=== Prompt ===
Omit the images, then output each of the records below exactly.
□ □ □ □ □
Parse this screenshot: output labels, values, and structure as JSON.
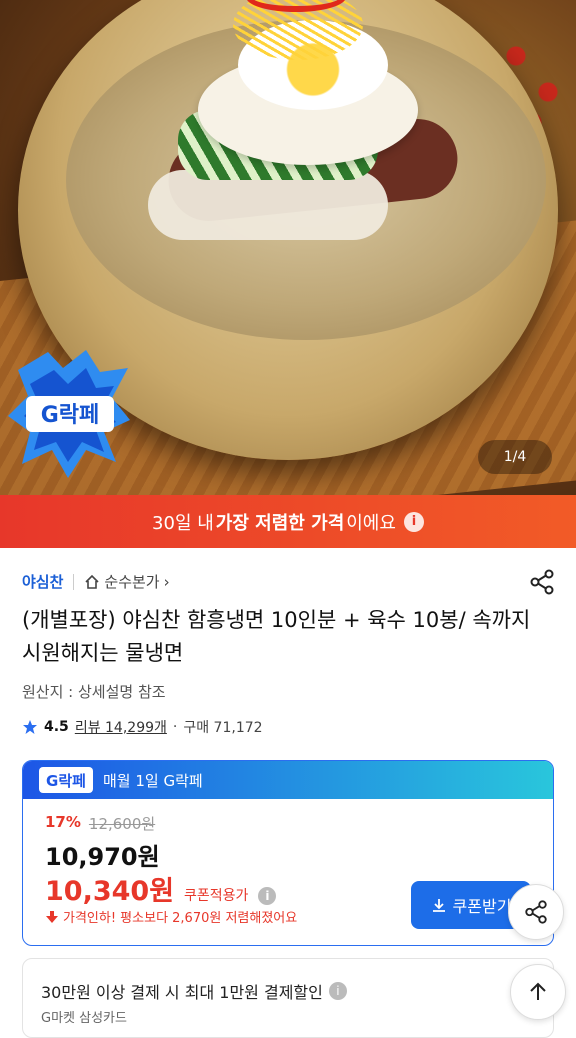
{
  "hero": {
    "counter": "1/4",
    "badge_text": "G락페"
  },
  "banner": {
    "pre": "30일 내 ",
    "bold": "가장 저렴한 가격",
    "post": "이에요",
    "info_icon": "info-icon"
  },
  "meta": {
    "brand": "야심찬",
    "shop": "순수본가",
    "shop_chevron": "›"
  },
  "product": {
    "title": "(개별포장) 야심찬 함흥냉면 10인분  + 육수 10봉/ 속까지 시원해지는 물냉면",
    "origin": "원산지 : 상세설명 참조",
    "rating": "4.5",
    "reviews": "리뷰 14,299개",
    "purchases": "구매 71,172",
    "rating_sep": "·"
  },
  "promo": {
    "logo": "G락페",
    "header": "매월 1일 G락페",
    "discount_pct": "17%",
    "orig_price": "12,600원",
    "price": "10,970원",
    "coupon_price": "10,340원",
    "coupon_label": "쿠폰적용가",
    "alert": "가격인하! 평소보다 2,670원 저렴해졌어요",
    "coupon_button": "쿠폰받기"
  },
  "payment": {
    "title": "30만원 이상 결제 시 최대 1만원 결제할인",
    "subtitle": "G마켓 삼성카드"
  },
  "colors": {
    "accent": "#e7372a",
    "brand_blue": "#1d6de8"
  }
}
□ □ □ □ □
=== Solution for this exercise ===
Parse this screenshot: output labels, values, and structure as JSON.
{
  "hero": {
    "counter": "1/4",
    "badge_text": "G락페"
  },
  "banner": {
    "pre": "30일 내 ",
    "bold": "가장 저렴한 가격",
    "post": "이에요",
    "info_icon": "info-icon"
  },
  "meta": {
    "brand": "야심찬",
    "shop": "순수본가",
    "shop_chevron": "›"
  },
  "product": {
    "title": "(개별포장) 야심찬 함흥냉면 10인분  + 육수 10봉/ 속까지 시원해지는 물냉면",
    "origin": "원산지 : 상세설명 참조",
    "rating": "4.5",
    "reviews": "리뷰 14,299개",
    "purchases": "구매 71,172",
    "rating_sep": "·"
  },
  "promo": {
    "logo": "G락페",
    "header": "매월 1일 G락페",
    "discount_pct": "17%",
    "orig_price": "12,600원",
    "price": "10,970원",
    "coupon_price": "10,340원",
    "coupon_label": "쿠폰적용가",
    "alert": "가격인하! 평소보다 2,670원 저렴해졌어요",
    "coupon_button": "쿠폰받기"
  },
  "payment": {
    "title": "30만원 이상 결제 시 최대 1만원 결제할인",
    "subtitle": "G마켓 삼성카드"
  },
  "colors": {
    "accent": "#e7372a",
    "brand_blue": "#1d6de8"
  }
}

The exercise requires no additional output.